+++ Material provided +++
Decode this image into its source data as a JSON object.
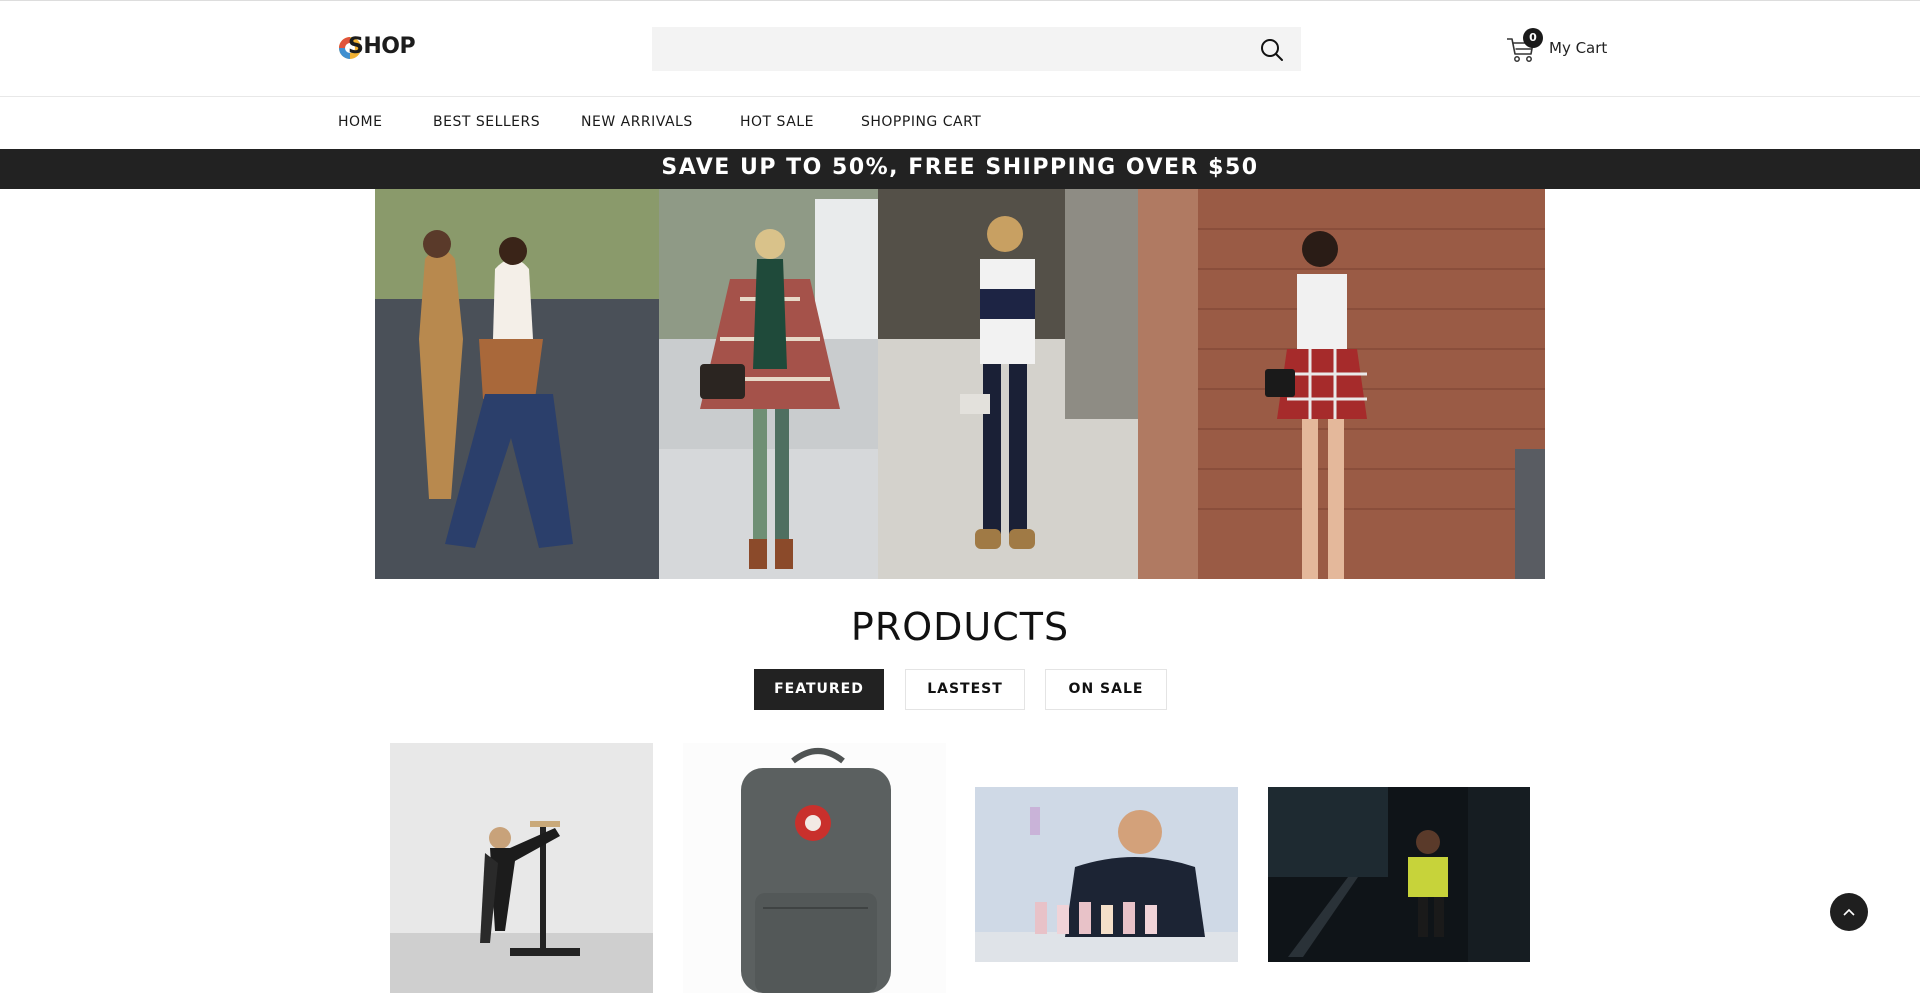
{
  "header": {
    "logo_text": "SHOP",
    "search": {
      "placeholder": "",
      "value": ""
    },
    "cart": {
      "count": "0",
      "label": "My Cart"
    }
  },
  "nav": {
    "items": [
      {
        "label": "HOME"
      },
      {
        "label": "BEST SELLERS"
      },
      {
        "label": "NEW ARRIVALS"
      },
      {
        "label": "HOT SALE"
      },
      {
        "label": "SHOPPING CART"
      }
    ]
  },
  "promo": {
    "text": "SAVE UP TO 50%, FREE SHIPPING OVER $50"
  },
  "products": {
    "title": "PRODUCTS",
    "tabs": [
      {
        "label": "FEATURED",
        "active": true
      },
      {
        "label": "LASTEST",
        "active": false
      },
      {
        "label": "ON SALE",
        "active": false
      }
    ]
  },
  "icons": {
    "search": "search-icon",
    "cart": "cart-icon",
    "back_to_top": "chevron-up-icon"
  },
  "colors": {
    "promo_bg": "#222222",
    "active_tab": "#222222",
    "search_bg": "#f3f3f3"
  }
}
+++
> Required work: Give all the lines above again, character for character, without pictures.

> Solution to the exercise:
Decode this image into its source data as a JSON object.
{
  "header": {
    "logo_text": "SHOP",
    "search": {
      "placeholder": "",
      "value": ""
    },
    "cart": {
      "count": "0",
      "label": "My Cart"
    }
  },
  "nav": {
    "items": [
      {
        "label": "HOME"
      },
      {
        "label": "BEST SELLERS"
      },
      {
        "label": "NEW ARRIVALS"
      },
      {
        "label": "HOT SALE"
      },
      {
        "label": "SHOPPING CART"
      }
    ]
  },
  "promo": {
    "text": "SAVE UP TO 50%, FREE SHIPPING OVER $50"
  },
  "products": {
    "title": "PRODUCTS",
    "tabs": [
      {
        "label": "FEATURED",
        "active": true
      },
      {
        "label": "LASTEST",
        "active": false
      },
      {
        "label": "ON SALE",
        "active": false
      }
    ]
  },
  "icons": {
    "search": "search-icon",
    "cart": "cart-icon",
    "back_to_top": "chevron-up-icon"
  },
  "colors": {
    "promo_bg": "#222222",
    "active_tab": "#222222",
    "search_bg": "#f3f3f3"
  }
}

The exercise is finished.